These are contemporary copies of the Parish Registers - that is, copies made in the parish in the same year as the original parish register entries. Under an Order made in 1598 it was stipulated that within one month of Easter each year, the churchwardens were to send to the Diocesan Registry (that is, to the Bishop) a copy of all the register entries for the preceding year. Note that these copies may not be an exact copy of a register entry. Some transcripts were made first, and copied up into the register before being sent to the bishop, and some do not contain all the information found in the register, while some contain more.
Bishops transcripts are useful to the family historian in cases where a parish register is missing, or where there are gaps or difficulties in reading existing ones. These transcripts are now stored in the Diocesan Record Office. This is usually, but not always, the County Record Office. If a diocese includes more than one county, the transcripts for that diocese may be split by archdeaconry, and stored in the relevant County Record Office, instead of together as a complete group with all the other diocesan records.
Early Bishops Transcripts (up to 1812)
Bishops transcripts are available for almost all Devon and most Cornwall parishes. The earliest transcripts date from 1598, but because they were written on paper, very few survive from the early 17th century.
No transcripts were written during the Commonwealth period because there were no bishops, and many of the Anglican clergy were deprived of their livings. The keeping of bishops transcripts was recommenced at the Restoration and most parishes have a reasonably good series from 1660, and this is especially so for the second half of the 18th century.
Late Bishops Transcripts (after 1812)
When George Rose’s Act was passed requiring baptism, marriage and burial registers to be kept in printed books with parchment pages, the keeping of bishops transcripts changed in a similar way, and they were exact copies of the registers, written on printed sheets of parchment, often with the page and entry numbers copied from the register, as well.
After the introduction of civil registration in 1837, copies of marriage entries were no longer sent to the bishop because copies had to be sent to the registrar. Baptisms and burial entries continued to be copied for some time; the date when they cease varies from parish to parish, with some continuing into the 1850s and 60s. Most of these parchment transcripts are in good condition, but some were very badly damaged by fire and water when the room in the Cathedral where they were kept was hit by an incendiary bomb in 1942. This damage is so severe that in some cases transcripts for a whole parish cannot be unfolded and read.
Locating Bishops Transcripts for Devon and Cornwall
The counties of both Devon and Cornwall were, until 1876, in the diocese of Exeter. The pre-1812 transcripts for Devon have been microfilmed and the films are available at all three of Devon's Record Offices.

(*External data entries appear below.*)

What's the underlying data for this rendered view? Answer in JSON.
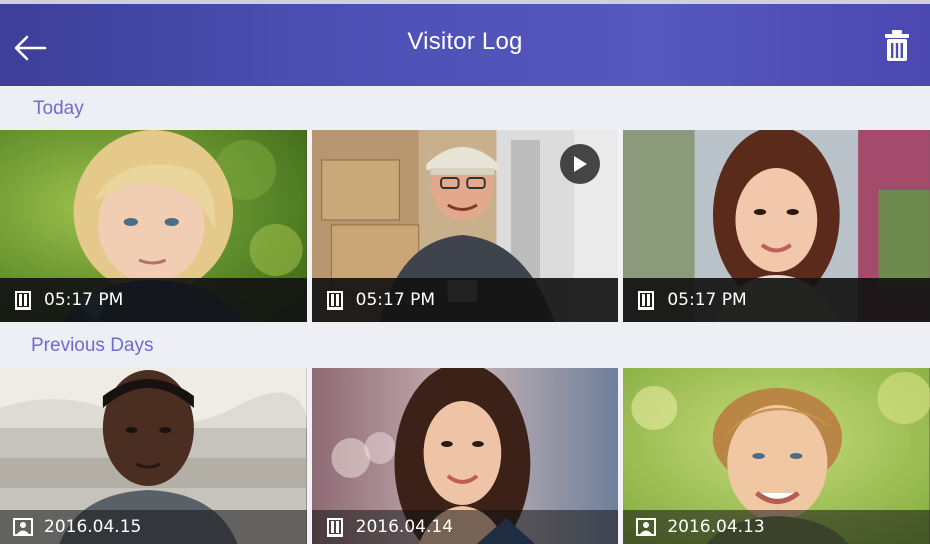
{
  "header": {
    "title": "Visitor Log",
    "back_icon": "arrow-left-icon",
    "delete_icon": "trash-icon"
  },
  "sections": {
    "today_label": "Today",
    "previous_label": "Previous Days"
  },
  "today": [
    {
      "time": "05:17 PM",
      "icon": "door-icon",
      "subject": "young girl with blonde hair"
    },
    {
      "time": "05:17 PM",
      "icon": "door-icon",
      "subject": "delivery man with cap",
      "has_video": true
    },
    {
      "time": "05:17 PM",
      "icon": "door-icon",
      "subject": "smiling woman"
    }
  ],
  "previous": [
    {
      "date": "2016.04.15",
      "icon": "photo-icon",
      "subject": "young man"
    },
    {
      "date": "2016.04.14",
      "icon": "door-icon",
      "subject": "smiling brunette woman"
    },
    {
      "date": "2016.04.13",
      "icon": "photo-icon",
      "subject": "smiling boy"
    }
  ],
  "colors": {
    "header_start": "#3d3f99",
    "header_end": "#5658c0",
    "section_text": "#6c6dd1",
    "section_bg": "#eeeef5"
  }
}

The transcripts for Cornwall are divided between the Devon Record Office in Exeter and the Cornwall Record Office, County Hall, Truro. Bishops Transcripts for Cornish parishes in the Archdeaconry of Cornwall are held at Truro for the years 1674-1736, 1741-1772, and 1801-1804, but these are also available on microfilm at Devon Record Office in Exeter.
The post-1812 Bishops Transcripts (known as late BTs) for Devon and Cornwall have not been filmed, and those which are not badly damaged can be consulted at the Devon Record Office in Exeter. All Cornish Bishops Transcripts are held in the Great Moor House strong-rooms, and those for Devon parishes which have not deposited early 19th century registers, or which have missing registers, are also held at Great Moor House.
To enquire about the location and availability of post-1812 Bishops Transcripts for particular parishes, please telephone us on 01392-384253 or email us several days prior to your visit.